Planning A Press Conference Step by Step (cont) Welcome all media and have them sign in. Give them a copy of your media kit. Give them the opportunity to interview the speakers with their permission before or after the event. Start and end the event on time. Thank the media and participants for attending. Send thank you notes to all the press that attended the event.
Media Materials – What Kinds and How Do They Help? Media Advisory -- Announces an upcoming news event or offers a resource person to address a current hot issue Include an eye-catching headline Distribute several days in advance of the news event Limited to one page and include a What, When, Where, Why format If interview and photo opportunities will be available, mention this in the advisory Provide contact information and date Make follow-up calls!!

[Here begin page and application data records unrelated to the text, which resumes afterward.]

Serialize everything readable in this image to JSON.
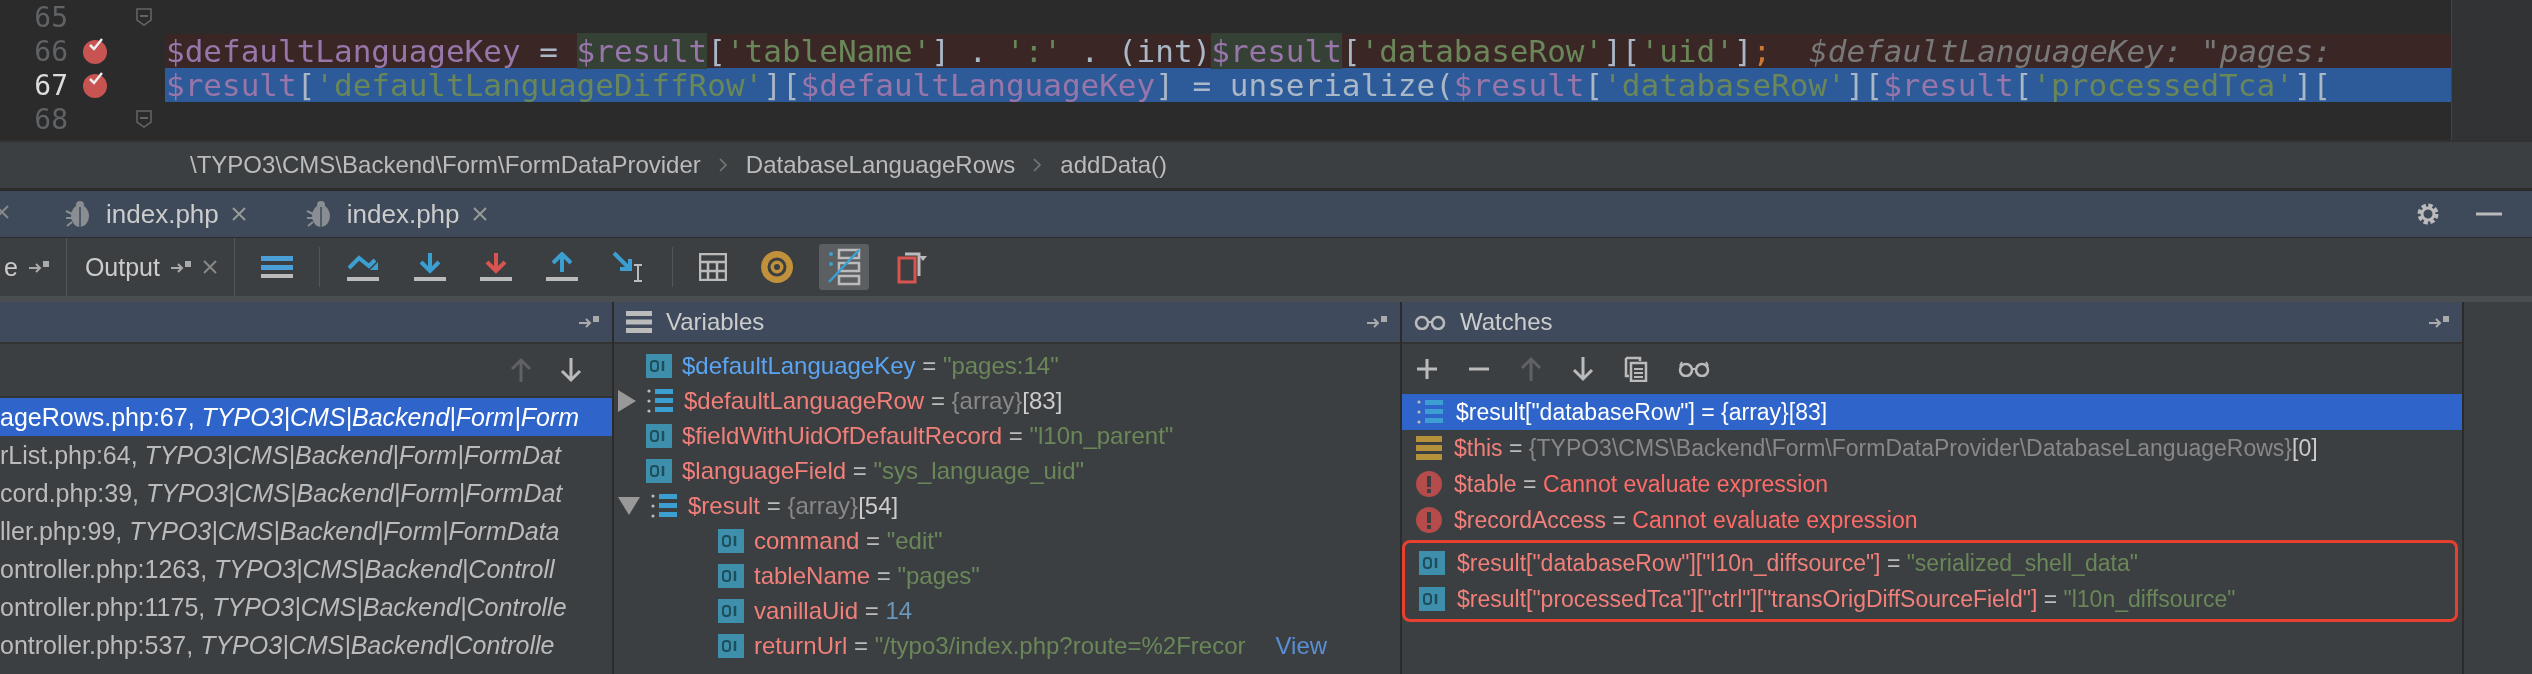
{
  "editor": {
    "lines": [
      {
        "number": "65",
        "breakpoint": false,
        "kind": "plain",
        "fold": true
      },
      {
        "number": "66",
        "breakpoint": true,
        "kind": "breakpoint",
        "fold": false,
        "tokens": [
          {
            "kind": "var",
            "text": "$defaultLanguageKey"
          },
          {
            "kind": "plain",
            "text": " = "
          },
          {
            "kind": "usage",
            "text": "$result"
          },
          {
            "kind": "plain",
            "text": "["
          },
          {
            "kind": "str",
            "text": "'tableName'"
          },
          {
            "kind": "plain",
            "text": "] . "
          },
          {
            "kind": "str",
            "text": "':'"
          },
          {
            "kind": "plain",
            "text": " . (int)"
          },
          {
            "kind": "usage",
            "text": "$result"
          },
          {
            "kind": "plain",
            "text": "["
          },
          {
            "kind": "str",
            "text": "'databaseRow'"
          },
          {
            "kind": "plain",
            "text": "]["
          },
          {
            "kind": "str",
            "text": "'uid'"
          },
          {
            "kind": "plain",
            "text": "]"
          },
          {
            "kind": "op",
            "text": ";"
          },
          {
            "kind": "hint",
            "text": "$defaultLanguageKey: \"pages:"
          }
        ]
      },
      {
        "number": "67",
        "breakpoint": true,
        "kind": "current",
        "fold": false,
        "tokens": [
          {
            "kind": "var",
            "text": "$result"
          },
          {
            "kind": "plain",
            "text": "["
          },
          {
            "kind": "str",
            "text": "'defaultLanguageDiffRow'"
          },
          {
            "kind": "plain",
            "text": "]["
          },
          {
            "kind": "var",
            "text": "$defaultLanguageKey"
          },
          {
            "kind": "plain",
            "text": "] = unserialize("
          },
          {
            "kind": "var",
            "text": "$result"
          },
          {
            "kind": "plain",
            "text": "["
          },
          {
            "kind": "str",
            "text": "'databaseRow'"
          },
          {
            "kind": "plain",
            "text": "]["
          },
          {
            "kind": "var",
            "text": "$result"
          },
          {
            "kind": "plain",
            "text": "["
          },
          {
            "kind": "str",
            "text": "'processedTca'"
          },
          {
            "kind": "plain",
            "text": "]["
          }
        ]
      },
      {
        "number": "68",
        "breakpoint": false,
        "kind": "plain",
        "fold": true
      }
    ]
  },
  "breadcrumb": [
    "\\TYPO3\\CMS\\Backend\\Form\\FormDataProvider",
    "DatabaseLanguageRows",
    "addData()"
  ],
  "session_tabs": [
    {
      "label": "index.php"
    },
    {
      "label": "index.php"
    }
  ],
  "tool_tabs": [
    {
      "label": "e",
      "closable": false
    },
    {
      "label": "Output",
      "closable": true
    }
  ],
  "toolbar": [
    {
      "kind": "frames",
      "selected": false
    },
    {
      "kind": "step-over",
      "selected": false
    },
    {
      "kind": "step-into",
      "selected": false
    },
    {
      "kind": "force-step-into",
      "selected": false
    },
    {
      "kind": "step-out",
      "selected": false
    },
    {
      "kind": "run-to-cursor",
      "selected": false
    },
    {
      "kind": "evaluate",
      "selected": false
    },
    {
      "kind": "at",
      "selected": false
    },
    {
      "kind": "numbered",
      "selected": true
    },
    {
      "kind": "clipboard",
      "selected": false
    }
  ],
  "frames": {
    "toolbar": [
      {
        "kind": "up",
        "disabled": true
      },
      {
        "kind": "down",
        "disabled": false
      }
    ],
    "items": [
      {
        "text": "ageRows.php:67, *TYPO3|CMS|Backend|Form|Form*",
        "selected": true
      },
      {
        "text": "rList.php:64, *TYPO3|CMS|Backend|Form|FormDat*",
        "selected": false
      },
      {
        "text": "cord.php:39, *TYPO3|CMS|Backend|Form|FormDat*",
        "selected": false
      },
      {
        "text": "ller.php:99, *TYPO3|CMS|Backend|Form|FormData*",
        "selected": false
      },
      {
        "text": "ontroller.php:1263, *TYPO3|CMS|Backend|Controll*",
        "selected": false
      },
      {
        "text": "ontroller.php:1175, *TYPO3|CMS|Backend|Controlle*",
        "selected": false
      },
      {
        "text": "ontroller.php:537, *TYPO3|CMS|Backend|Controlle*",
        "selected": false
      }
    ]
  },
  "variables": {
    "title": "Variables",
    "items": [
      {
        "kind": "string",
        "name": "$defaultLanguageKey",
        "sep": "=",
        "value": "\"pages:14\"",
        "changed": true
      },
      {
        "kind": "array",
        "name": "$defaultLanguageRow",
        "sep": "=",
        "value": "{array}",
        "count": "[83]",
        "expanded": false,
        "changed": false
      },
      {
        "kind": "string",
        "name": "$fieldWithUidOfDefaultRecord",
        "sep": "=",
        "value": "\"l10n_parent\"",
        "changed": false
      },
      {
        "kind": "string",
        "name": "$languageField",
        "sep": "=",
        "value": "\"sys_language_uid\"",
        "changed": false
      },
      {
        "kind": "array",
        "name": "$result",
        "sep": "=",
        "value": "{array}",
        "count": "[54]",
        "expanded": true,
        "changed": false,
        "children": [
          {
            "kind": "string",
            "name": "command",
            "sep": "=",
            "value": "\"edit\"",
            "changed": false
          },
          {
            "kind": "string",
            "name": "tableName",
            "sep": "=",
            "value": "\"pages\"",
            "changed": false
          },
          {
            "kind": "number",
            "name": "vanillaUid",
            "sep": "=",
            "value": "14",
            "changed": false
          },
          {
            "kind": "string",
            "name": "returnUrl",
            "sep": "=",
            "value": "\"/typo3/index.php?route=%2Frecor",
            "changed": false,
            "link": "View"
          }
        ]
      }
    ]
  },
  "watches": {
    "title": "Watches",
    "toolbar": [
      {
        "kind": "plus",
        "disabled": false
      },
      {
        "kind": "minus",
        "disabled": false
      },
      {
        "kind": "up",
        "disabled": true
      },
      {
        "kind": "down",
        "disabled": false
      },
      {
        "kind": "copy",
        "disabled": false
      },
      {
        "kind": "glasses",
        "disabled": false
      }
    ],
    "items": [
      {
        "kind": "array",
        "name": "$result[\"databaseRow\"]",
        "sep": "=",
        "value": "{array}",
        "count": "[83]",
        "selected": true,
        "boxed": false
      },
      {
        "kind": "object",
        "name": "$this",
        "sep": "=",
        "value": "{TYPO3\\CMS\\Backend\\Form\\FormDataProvider\\DatabaseLanguageRows}",
        "count": "[0]",
        "selected": false,
        "boxed": false
      },
      {
        "kind": "error",
        "name": "$table",
        "sep": "=",
        "value": "Cannot evaluate expression",
        "selected": false,
        "boxed": false
      },
      {
        "kind": "error",
        "name": "$recordAccess",
        "sep": "=",
        "value": "Cannot evaluate expression",
        "selected": false,
        "boxed": false
      },
      {
        "kind": "scalar",
        "name": "$result[\"databaseRow\"][\"l10n_diffsource\"]",
        "sep": "=",
        "value": "\"serialized_shell_data\"",
        "selected": false,
        "boxed": true
      },
      {
        "kind": "scalar",
        "name": "$result[\"processedTca\"][\"ctrl\"][\"transOrigDiffSourceField\"]",
        "sep": "=",
        "value": "\"l10n_diffsource\"",
        "selected": false,
        "boxed": true
      }
    ]
  }
}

Media Materials – What Kinds and How Do They Help? (cont) Press Release -- Announces news Include contact information and date of release Include an eye-catching headline Describe the core news message in first paragraph (who, what, when, where, why) Expand the news story in following paragraphs Include a quote from a recognized spokesperson in the organization Close with a boilerplate paragraph about the organization announcing the news Limit to 1 or 1 1/2 pages Use ### or – 30 – at the end of the release
Content Localize story or issue Refer to local people and how issue will affect them and local businesses Use quotes from local people about the story Craft meaningful, short messages with relevance to community Tell why it is relevant with facts/statistics; and tangible examples
Tips on Talking with Reporters Decide on what 3 points you want to convey. When you reach a reporter, introduce yourself and ask if the reporter is on a deadline for another story. Know the goal of your call – do you want the reporter to attend one of your events? Write a story? Schedule a meeting with you? Tell the reporter the purpose of your call early in the conversation.
Tips on Talking with Reporters (cont) Speak clearly and concisely – be able to explain your story in two brief sentences. Present your conclusion first. This sounds odd, but your time talking with a reporter will be limited, you need to assert the main point first and then support the statement with facts. Be honest. If you dont know something the reporter asks, dont guess. Tell him or her you will get back to him promptly with the correct information.
Tips on Talking with Reporters (cont) When the conversation is over, thank the reporter for his/her time and make sure he/she has your phone number if there are further questions. If the reporter calls you, return the call promptly.